CDC advisory panel votes in favor of booster shot recommendation for children ages 5-11
The CDC's Advisory Committee on Immunization Practices voted Thursday in favor of children 5 to 11 receiving the Pfizer coronavirus booster shot.
The FDA authorized boosters for the age group on Tuesday saying it's safe to get a third shot five months after the second
The Center for Disease Control and Prevention quickly adopted the panel’s recommendation, opening a third COVID-19 shot to healthy elementary-age kids — just like what is already recommended for everybody 12 and older.
The hope is that an extra shot will shore up protection for kids ages 5 to 11 as infections once again are on the rise.
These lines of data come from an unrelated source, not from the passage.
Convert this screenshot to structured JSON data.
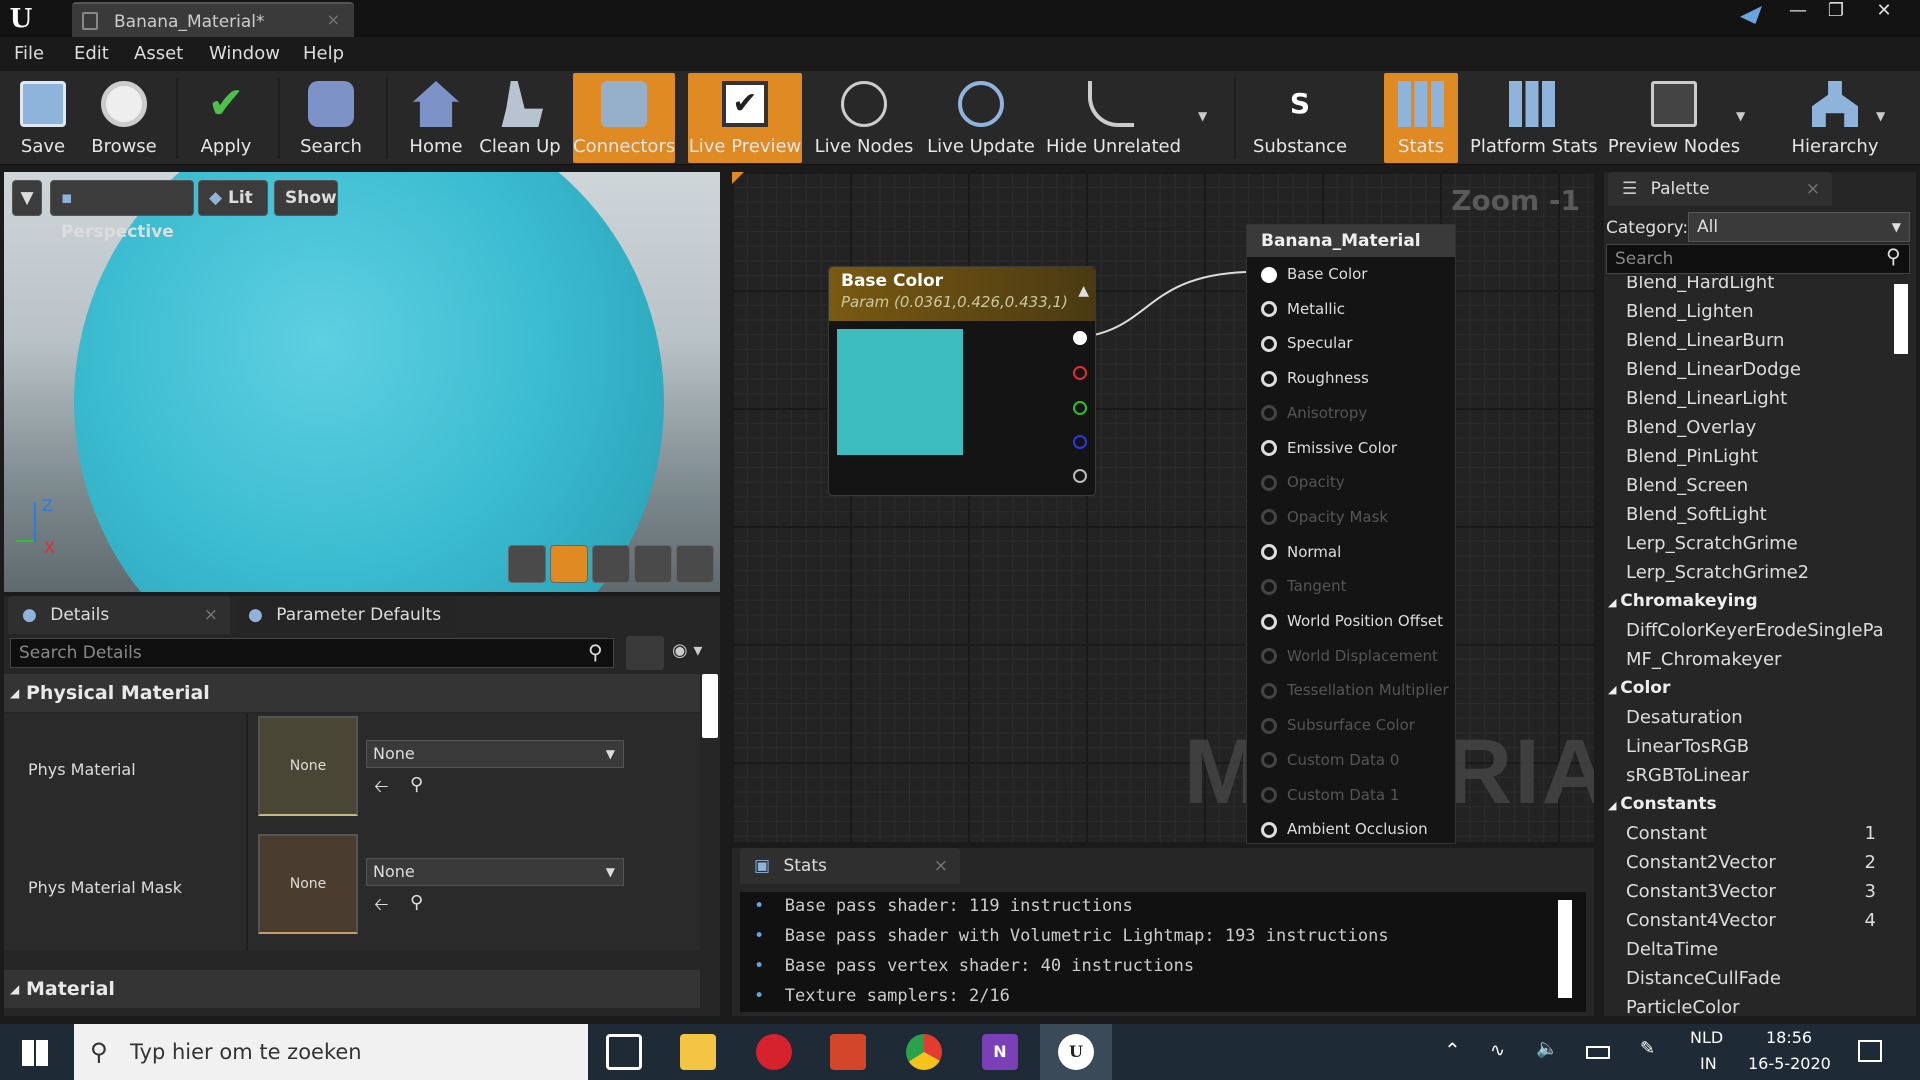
{
  "window": {
    "tab_title": "Banana_Material*",
    "close_symbol": "×"
  },
  "menu": [
    "File",
    "Edit",
    "Asset",
    "Window",
    "Help"
  ],
  "toolbar": {
    "buttons": [
      "Save",
      "Browse",
      "Apply",
      "Search",
      "Home",
      "Clean Up",
      "Connectors",
      "Live Preview",
      "Live Nodes",
      "Live Update",
      "Hide Unrelated",
      "Substance",
      "Stats",
      "Platform Stats",
      "Preview Nodes",
      "Hierarchy"
    ],
    "active": [
      "Connectors",
      "Live Preview",
      "Stats"
    ],
    "accent_color": "#e08a23"
  },
  "viewport": {
    "perspective": "Perspective",
    "lit": "Lit",
    "show": "Show",
    "axis_z": "Z",
    "axis_x": "X"
  },
  "details": {
    "tab_details": "Details",
    "tab_params": "Parameter Defaults",
    "search_placeholder": "Search Details",
    "cat_physical": "Physical Material",
    "phys_material_label": "Phys Material",
    "phys_material_thumb": "None",
    "phys_material_value": "None",
    "phys_mask_label": "Phys Material Mask",
    "phys_mask_thumb": "None",
    "phys_mask_value": "None",
    "cat_material": "Material"
  },
  "graph": {
    "zoom": "Zoom -1",
    "watermark": "MATERIAL",
    "param_node": {
      "title": "Base Color",
      "subtitle": "Param (0.0361,0.426,0.433,1)",
      "swatch_color": "#3cbcbc"
    },
    "material_node": {
      "title": "Banana_Material",
      "pins": [
        {
          "label": "Base Color",
          "enabled": true
        },
        {
          "label": "Metallic",
          "enabled": true
        },
        {
          "label": "Specular",
          "enabled": true
        },
        {
          "label": "Roughness",
          "enabled": true
        },
        {
          "label": "Anisotropy",
          "enabled": false
        },
        {
          "label": "Emissive Color",
          "enabled": true
        },
        {
          "label": "Opacity",
          "enabled": false
        },
        {
          "label": "Opacity Mask",
          "enabled": false
        },
        {
          "label": "Normal",
          "enabled": true
        },
        {
          "label": "Tangent",
          "enabled": false
        },
        {
          "label": "World Position Offset",
          "enabled": true
        },
        {
          "label": "World Displacement",
          "enabled": false
        },
        {
          "label": "Tessellation Multiplier",
          "enabled": false
        },
        {
          "label": "Subsurface Color",
          "enabled": false
        },
        {
          "label": "Custom Data 0",
          "enabled": false
        },
        {
          "label": "Custom Data 1",
          "enabled": false
        },
        {
          "label": "Ambient Occlusion",
          "enabled": true
        }
      ]
    }
  },
  "stats": {
    "tab": "Stats",
    "lines": [
      "Base pass shader: 119 instructions",
      "Base pass shader with Volumetric Lightmap: 193 instructions",
      "Base pass vertex shader: 40 instructions",
      "Texture samplers: 2/16"
    ]
  },
  "palette": {
    "tab": "Palette",
    "category_label": "Category:",
    "category_value": "All",
    "search_placeholder": "Search",
    "items": [
      {
        "label": "Blend_HardLight"
      },
      {
        "label": "Blend_Lighten"
      },
      {
        "label": "Blend_LinearBurn"
      },
      {
        "label": "Blend_LinearDodge"
      },
      {
        "label": "Blend_LinearLight"
      },
      {
        "label": "Blend_Overlay"
      },
      {
        "label": "Blend_PinLight"
      },
      {
        "label": "Blend_Screen"
      },
      {
        "label": "Blend_SoftLight"
      },
      {
        "label": "Lerp_ScratchGrime"
      },
      {
        "label": "Lerp_ScratchGrime2"
      },
      {
        "label": "Chromakeying",
        "header": true
      },
      {
        "label": "DiffColorKeyerErodeSinglePa"
      },
      {
        "label": "MF_Chromakeyer"
      },
      {
        "label": "Color",
        "header": true
      },
      {
        "label": "Desaturation"
      },
      {
        "label": "LinearTosRGB"
      },
      {
        "label": "sRGBToLinear"
      },
      {
        "label": "Constants",
        "header": true
      },
      {
        "label": "Constant",
        "key": "1"
      },
      {
        "label": "Constant2Vector",
        "key": "2"
      },
      {
        "label": "Constant3Vector",
        "key": "3"
      },
      {
        "label": "Constant4Vector",
        "key": "4"
      },
      {
        "label": "DeltaTime"
      },
      {
        "label": "DistanceCullFade"
      },
      {
        "label": "ParticleColor"
      }
    ]
  },
  "taskbar": {
    "search_placeholder": "Typ hier om te zoeken",
    "lang1": "NLD",
    "lang2": "IN",
    "time": "18:56",
    "date": "16-5-2020"
  }
}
“Vaccination with a primary series among this age group has lagged behind other age groups leaving them vulnerable to serious illness,” said CDC Director Dr. Rochelle Walensky, in a statement.
“We know that these vaccines are safe, and we must continue to increase the number of children who are protected,” she said.
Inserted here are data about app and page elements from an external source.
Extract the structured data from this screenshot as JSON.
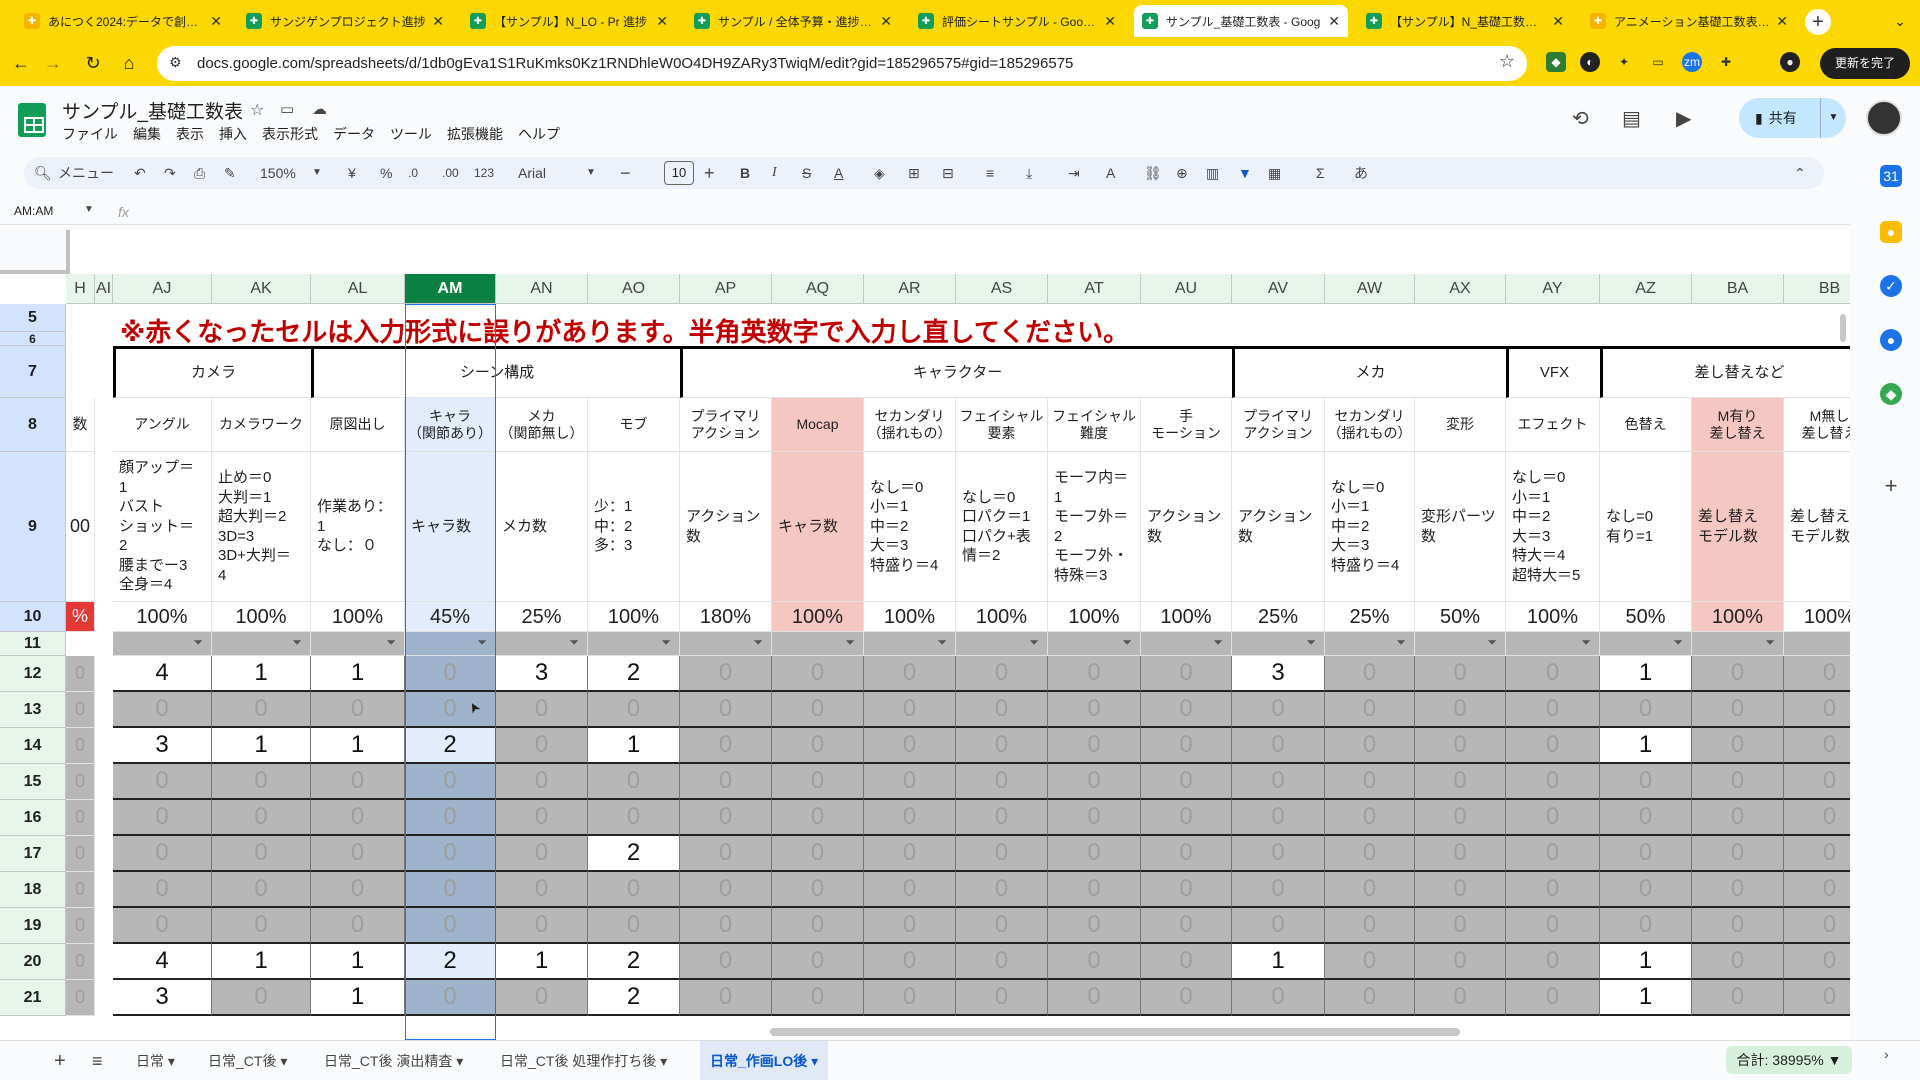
{
  "browser": {
    "tabs": [
      {
        "title": "あにつく2024:データで創る…",
        "icon_color": "#f4b400"
      },
      {
        "title": "サンジゲンプロジェクト進捗",
        "icon_color": "#0f9d58"
      },
      {
        "title": "【サンプル】N_LO - Pr 進捗",
        "icon_color": "#0f9d58"
      },
      {
        "title": "サンプル / 全体予算・進捗 - …",
        "icon_color": "#0f9d58"
      },
      {
        "title": "評価シートサンプル - Google",
        "icon_color": "#0f9d58"
      },
      {
        "title": "サンプル_基礎工数表 - Goog",
        "icon_color": "#0f9d58"
      },
      {
        "title": "【サンプル】N_基礎工数表…",
        "icon_color": "#0f9d58"
      },
      {
        "title": "アニメーション基礎工数表マ…",
        "icon_color": "#f4b400"
      }
    ],
    "active_tab": 5,
    "url": "docs.google.com/spreadsheets/d/1db0gEva1S1RuKmks0Kz1RNDhleW0O4DH9ZARy3TwiqM/edit?gid=185296575#gid=185296575",
    "update_label": "更新を完了",
    "newtab_label": "+"
  },
  "doc": {
    "title": "サンプル_基礎工数表",
    "menu": [
      "ファイル",
      "編集",
      "表示",
      "挿入",
      "表示形式",
      "データ",
      "ツール",
      "拡張機能",
      "ヘルプ"
    ],
    "share_label": "共有"
  },
  "toolbar": {
    "search_label": "メニュー",
    "zoom": "150%",
    "currency": "¥",
    "percent": "%",
    "dec_less": ".0",
    "dec_more": ".00",
    "format_123": "123",
    "font": "Arial",
    "font_size": "10",
    "input_mode": "あ"
  },
  "formula": {
    "name_box": "AM:AM",
    "fx": "fx"
  },
  "grid": {
    "col_headers": [
      "H",
      "AI",
      "AJ",
      "AK",
      "AL",
      "AM",
      "AN",
      "AO",
      "AP",
      "AQ",
      "AR",
      "AS",
      "AT",
      "AU",
      "AV",
      "AW",
      "AX",
      "AY",
      "AZ",
      "BA",
      "BB"
    ],
    "selected_col": "AM",
    "row_numbers": [
      "5",
      "6",
      "7",
      "8",
      "9",
      "10",
      "11",
      "12",
      "13",
      "14",
      "15",
      "16",
      "17",
      "18",
      "19",
      "20",
      "21"
    ],
    "warning": "※赤くなったセルは入力形式に誤りがあります。半角英数字で入力し直してください。",
    "groups": [
      {
        "label": "カメラ"
      },
      {
        "label": "シーン構成"
      },
      {
        "label": "キャラクター"
      },
      {
        "label": "メカ"
      },
      {
        "label": "VFX"
      },
      {
        "label": "差し替えなど"
      }
    ],
    "left_partial": {
      "row8": "数",
      "row9": "00",
      "row10": "%"
    },
    "subheaders": [
      "アングル",
      "カメラワーク",
      "原図出し",
      "キャラ\n（関節あり）",
      "メカ\n（関節無し）",
      "モブ",
      "プライマリ\nアクション",
      "Mocap",
      "セカンダリ\n（揺れもの）",
      "フェイシャル\n要素",
      "フェイシャル\n難度",
      "手\nモーション",
      "プライマリ\nアクション",
      "セカンダリ\n（揺れもの）",
      "変形",
      "エフェクト",
      "色替え",
      "M有り\n差し替え",
      "M無し\n差し替え"
    ],
    "notes": [
      "顔アップ＝\n1\nバスト\nショット＝\n2\n腰までー3\n全身＝4",
      "止め＝0\n大判＝1\n超大判＝2\n3D=3\n3D+大判＝\n4",
      "作業あり：\n1\nなし：０",
      "キャラ数",
      "メカ数",
      "少：1\n中：2\n多：3",
      "アクション\n数",
      "キャラ数",
      "なし＝0\n小＝1\n中＝2\n大＝3\n特盛り＝4",
      "なし＝0\n口パク＝1\n口パク+表\n情＝2",
      "モーフ内＝\n1\nモーフ外＝\n2\nモーフ外・\n特殊＝3",
      "アクション\n数",
      "アクション\n数",
      "なし＝0\n小＝1\n中＝2\n大＝3\n特盛り＝4",
      "変形パーツ\n数",
      "なし＝0\n小＝1\n中＝2\n大＝3\n特大＝4\n超特大＝5",
      "なし=0\n有り=1",
      "差し替え\nモデル数",
      "差し替え\nモデル数"
    ],
    "percents": [
      "100%",
      "100%",
      "100%",
      "45%",
      "25%",
      "100%",
      "180%",
      "100%",
      "100%",
      "100%",
      "100%",
      "100%",
      "25%",
      "25%",
      "50%",
      "100%",
      "50%",
      "100%",
      "100%"
    ],
    "data_rows": [
      {
        "row": "12",
        "values": [
          "4",
          "1",
          "1",
          "0",
          "3",
          "2",
          "0",
          "0",
          "0",
          "0",
          "0",
          "0",
          "3",
          "0",
          "0",
          "0",
          "1",
          "0",
          "0"
        ]
      },
      {
        "row": "13",
        "values": [
          "0",
          "0",
          "0",
          "0",
          "0",
          "0",
          "0",
          "0",
          "0",
          "0",
          "0",
          "0",
          "0",
          "0",
          "0",
          "0",
          "0",
          "0",
          "0"
        ]
      },
      {
        "row": "14",
        "values": [
          "3",
          "1",
          "1",
          "2",
          "0",
          "1",
          "0",
          "0",
          "0",
          "0",
          "0",
          "0",
          "0",
          "0",
          "0",
          "0",
          "1",
          "0",
          "0"
        ]
      },
      {
        "row": "15",
        "values": [
          "0",
          "0",
          "0",
          "0",
          "0",
          "0",
          "0",
          "0",
          "0",
          "0",
          "0",
          "0",
          "0",
          "0",
          "0",
          "0",
          "0",
          "0",
          "0"
        ]
      },
      {
        "row": "16",
        "values": [
          "0",
          "0",
          "0",
          "0",
          "0",
          "0",
          "0",
          "0",
          "0",
          "0",
          "0",
          "0",
          "0",
          "0",
          "0",
          "0",
          "0",
          "0",
          "0"
        ]
      },
      {
        "row": "17",
        "values": [
          "0",
          "0",
          "0",
          "0",
          "0",
          "2",
          "0",
          "0",
          "0",
          "0",
          "0",
          "0",
          "0",
          "0",
          "0",
          "0",
          "0",
          "0",
          "0"
        ]
      },
      {
        "row": "18",
        "values": [
          "0",
          "0",
          "0",
          "0",
          "0",
          "0",
          "0",
          "0",
          "0",
          "0",
          "0",
          "0",
          "0",
          "0",
          "0",
          "0",
          "0",
          "0",
          "0"
        ]
      },
      {
        "row": "19",
        "values": [
          "0",
          "0",
          "0",
          "0",
          "0",
          "0",
          "0",
          "0",
          "0",
          "0",
          "0",
          "0",
          "0",
          "0",
          "0",
          "0",
          "0",
          "0",
          "0"
        ]
      },
      {
        "row": "20",
        "values": [
          "4",
          "1",
          "1",
          "2",
          "1",
          "2",
          "0",
          "0",
          "0",
          "0",
          "0",
          "0",
          "1",
          "0",
          "0",
          "0",
          "1",
          "0",
          "0"
        ]
      },
      {
        "row": "21",
        "values": [
          "3",
          "0",
          "1",
          "0",
          "0",
          "2",
          "0",
          "0",
          "0",
          "0",
          "0",
          "0",
          "0",
          "0",
          "0",
          "0",
          "1",
          "0",
          "0"
        ]
      }
    ]
  },
  "sheets": {
    "tabs": [
      "日常",
      "日常_CT後",
      "日常_CT後 演出精査",
      "日常_CT後 処理作打ち後",
      "日常_作画LO後"
    ],
    "active": 4,
    "sum": "合計: 38995%"
  }
}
Rockland-based Pfizer's vaccine is the only shot approved for this age group as of now.
The approval comes at a critical time since the American Academy of Pediatrics says the number of COVID-19 cases among kids has been climbing for several weeks.
"Rather than trying to second guess it, proceed when the schedule dictates that your child is able and eligible to," says Dr. Christina Johns, of PM Pediatrics. "That's the safest and most effective thing in preventing a series of outcomes."
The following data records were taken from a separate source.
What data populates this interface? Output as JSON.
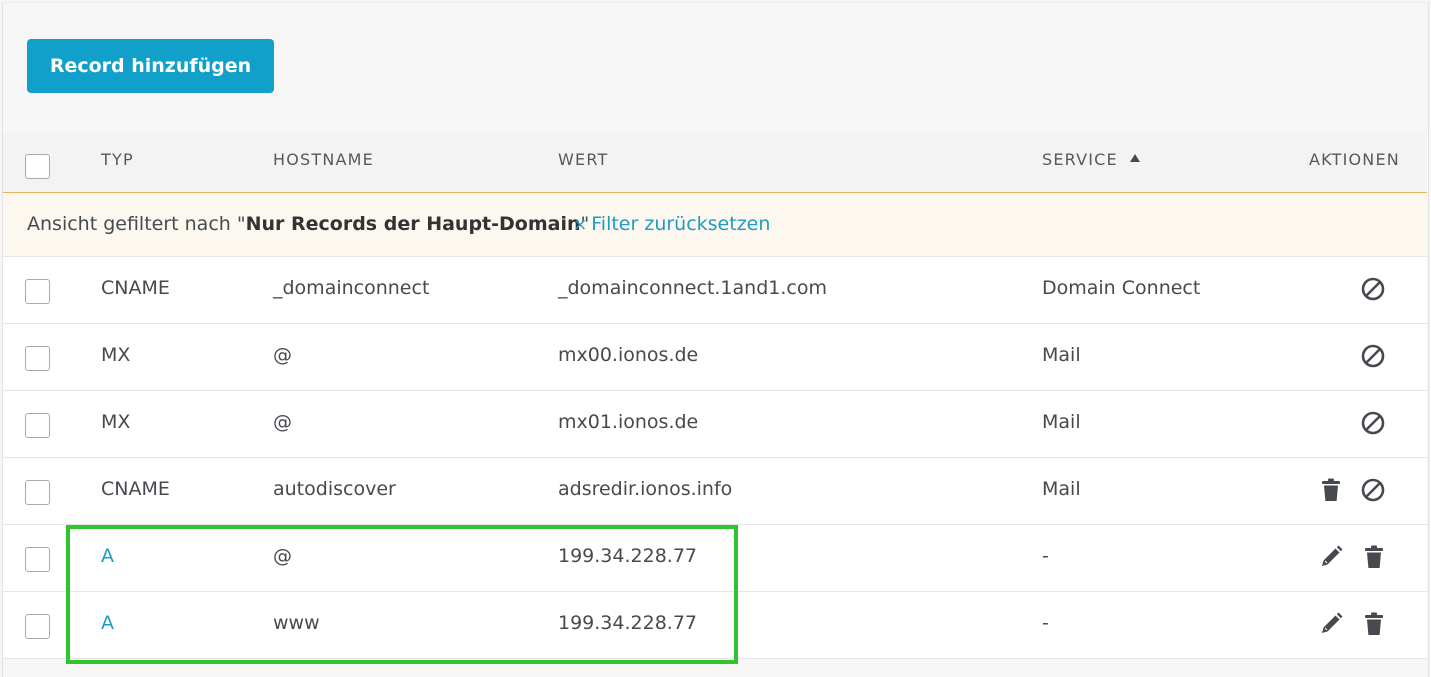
{
  "toolbar": {
    "add_label": "Record hinzufügen"
  },
  "table": {
    "headers": {
      "type": "TYP",
      "hostname": "HOSTNAME",
      "value": "WERT",
      "service": "SERVICE",
      "actions": "AKTIONEN"
    },
    "filter": {
      "prefix": "Ansicht gefiltert nach \"",
      "name": "Nur Records der Haupt-Domain",
      "suffix": "\"",
      "reset_icon": "×",
      "reset_label": "Filter zurücksetzen"
    },
    "rows": [
      {
        "type": "CNAME",
        "hostname": "_domainconnect",
        "value": "_domainconnect.1and1.com",
        "service": "Domain Connect"
      },
      {
        "type": "MX",
        "hostname": "@",
        "value": "mx00.ionos.de",
        "service": "Mail"
      },
      {
        "type": "MX",
        "hostname": "@",
        "value": "mx01.ionos.de",
        "service": "Mail"
      },
      {
        "type": "CNAME",
        "hostname": "autodiscover",
        "value": "adsredir.ionos.info",
        "service": "Mail"
      },
      {
        "type": "A",
        "hostname": "@",
        "value": "199.34.228.77",
        "service": "-"
      },
      {
        "type": "A",
        "hostname": "www",
        "value": "199.34.228.77",
        "service": "-"
      }
    ]
  },
  "colors": {
    "accent": "#11a0c9",
    "link": "#1e9bc4",
    "highlight": "#2fc52d",
    "filter_bg": "#fdf8ef"
  },
  "icons": {
    "sort": "sort-ascending-icon",
    "block": "block-icon",
    "trash": "trash-icon",
    "edit": "pencil-icon"
  }
}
They found more than 93,000 cases in children and adolescents were reported last week, a 76% increase over two weeks prior.
Health authorities say for all ages, the vaccines are still offering strong protection against COVID-19's worst outcomes, especially after a third dose.